:: Extracted entries ::

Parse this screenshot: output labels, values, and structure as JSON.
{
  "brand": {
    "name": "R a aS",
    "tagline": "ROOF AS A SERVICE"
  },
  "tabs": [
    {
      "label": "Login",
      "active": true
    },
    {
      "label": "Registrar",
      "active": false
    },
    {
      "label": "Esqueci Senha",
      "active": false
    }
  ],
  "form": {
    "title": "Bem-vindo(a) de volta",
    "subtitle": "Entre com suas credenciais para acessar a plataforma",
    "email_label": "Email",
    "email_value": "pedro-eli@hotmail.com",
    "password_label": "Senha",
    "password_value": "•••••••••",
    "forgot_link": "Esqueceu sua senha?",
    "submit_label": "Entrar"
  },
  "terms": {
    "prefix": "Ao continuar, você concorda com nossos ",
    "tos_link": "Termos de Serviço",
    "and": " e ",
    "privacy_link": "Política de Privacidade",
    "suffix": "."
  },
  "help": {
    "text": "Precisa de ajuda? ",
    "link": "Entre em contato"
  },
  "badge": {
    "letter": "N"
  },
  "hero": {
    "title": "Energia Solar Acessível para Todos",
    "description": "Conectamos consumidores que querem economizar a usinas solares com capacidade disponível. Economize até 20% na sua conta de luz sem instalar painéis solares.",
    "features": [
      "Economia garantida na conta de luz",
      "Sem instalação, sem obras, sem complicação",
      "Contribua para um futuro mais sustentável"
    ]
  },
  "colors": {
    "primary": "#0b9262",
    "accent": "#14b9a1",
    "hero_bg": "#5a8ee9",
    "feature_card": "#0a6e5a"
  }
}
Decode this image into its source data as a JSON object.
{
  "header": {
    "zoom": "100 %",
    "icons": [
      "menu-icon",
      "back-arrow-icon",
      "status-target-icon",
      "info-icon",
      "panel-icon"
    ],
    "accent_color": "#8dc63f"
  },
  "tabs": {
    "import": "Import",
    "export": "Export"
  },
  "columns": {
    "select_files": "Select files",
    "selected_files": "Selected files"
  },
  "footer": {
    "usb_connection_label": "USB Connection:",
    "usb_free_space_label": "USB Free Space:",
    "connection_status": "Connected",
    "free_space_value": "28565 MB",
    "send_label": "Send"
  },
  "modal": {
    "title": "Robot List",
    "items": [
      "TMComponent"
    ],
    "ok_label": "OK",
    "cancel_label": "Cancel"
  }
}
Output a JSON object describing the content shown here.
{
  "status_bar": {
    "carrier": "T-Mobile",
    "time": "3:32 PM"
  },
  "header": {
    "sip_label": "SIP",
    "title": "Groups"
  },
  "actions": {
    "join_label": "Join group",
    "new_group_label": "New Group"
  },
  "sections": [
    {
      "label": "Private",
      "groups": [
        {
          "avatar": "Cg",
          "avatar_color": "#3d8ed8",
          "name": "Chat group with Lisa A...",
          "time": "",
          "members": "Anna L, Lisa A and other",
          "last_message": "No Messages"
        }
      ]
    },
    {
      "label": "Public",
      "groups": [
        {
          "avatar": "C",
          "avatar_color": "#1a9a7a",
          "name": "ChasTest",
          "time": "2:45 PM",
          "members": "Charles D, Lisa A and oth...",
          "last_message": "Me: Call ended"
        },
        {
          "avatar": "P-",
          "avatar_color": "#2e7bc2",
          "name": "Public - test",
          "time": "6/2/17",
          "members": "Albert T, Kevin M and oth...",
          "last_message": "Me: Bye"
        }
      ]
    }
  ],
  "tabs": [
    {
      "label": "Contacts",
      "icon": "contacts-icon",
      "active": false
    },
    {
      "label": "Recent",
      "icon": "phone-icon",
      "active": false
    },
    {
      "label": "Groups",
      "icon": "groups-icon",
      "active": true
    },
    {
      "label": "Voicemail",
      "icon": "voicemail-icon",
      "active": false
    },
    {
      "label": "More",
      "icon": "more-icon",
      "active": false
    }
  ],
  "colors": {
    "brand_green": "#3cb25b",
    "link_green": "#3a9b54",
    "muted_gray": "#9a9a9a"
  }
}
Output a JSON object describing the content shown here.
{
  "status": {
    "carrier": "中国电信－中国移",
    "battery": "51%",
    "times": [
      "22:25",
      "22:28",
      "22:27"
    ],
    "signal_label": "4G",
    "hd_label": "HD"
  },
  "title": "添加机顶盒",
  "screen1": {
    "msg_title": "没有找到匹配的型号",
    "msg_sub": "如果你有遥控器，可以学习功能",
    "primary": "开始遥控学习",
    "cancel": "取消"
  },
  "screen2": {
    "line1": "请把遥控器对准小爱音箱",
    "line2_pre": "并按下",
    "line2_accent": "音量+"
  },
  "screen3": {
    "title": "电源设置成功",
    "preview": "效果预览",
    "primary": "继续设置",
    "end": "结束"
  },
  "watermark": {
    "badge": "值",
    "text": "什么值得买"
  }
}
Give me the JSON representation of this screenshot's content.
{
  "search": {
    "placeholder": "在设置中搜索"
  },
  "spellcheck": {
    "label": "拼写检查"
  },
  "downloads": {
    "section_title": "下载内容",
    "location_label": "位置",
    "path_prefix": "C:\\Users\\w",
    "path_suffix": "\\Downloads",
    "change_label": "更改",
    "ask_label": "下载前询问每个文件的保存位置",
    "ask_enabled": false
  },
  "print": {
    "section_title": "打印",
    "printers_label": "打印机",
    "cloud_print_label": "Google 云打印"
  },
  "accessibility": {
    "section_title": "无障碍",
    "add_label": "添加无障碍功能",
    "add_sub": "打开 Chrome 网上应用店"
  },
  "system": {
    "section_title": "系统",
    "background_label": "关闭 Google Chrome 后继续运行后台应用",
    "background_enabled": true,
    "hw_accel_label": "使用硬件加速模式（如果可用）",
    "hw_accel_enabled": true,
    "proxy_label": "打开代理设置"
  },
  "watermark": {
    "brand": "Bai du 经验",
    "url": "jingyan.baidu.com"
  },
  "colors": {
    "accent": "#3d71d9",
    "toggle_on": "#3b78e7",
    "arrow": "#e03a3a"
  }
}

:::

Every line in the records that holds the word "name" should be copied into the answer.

    "name": "R a aS",
          "name": "Chat group with Lisa A...",
          "name": "ChasTest",
          "name": "Public - test",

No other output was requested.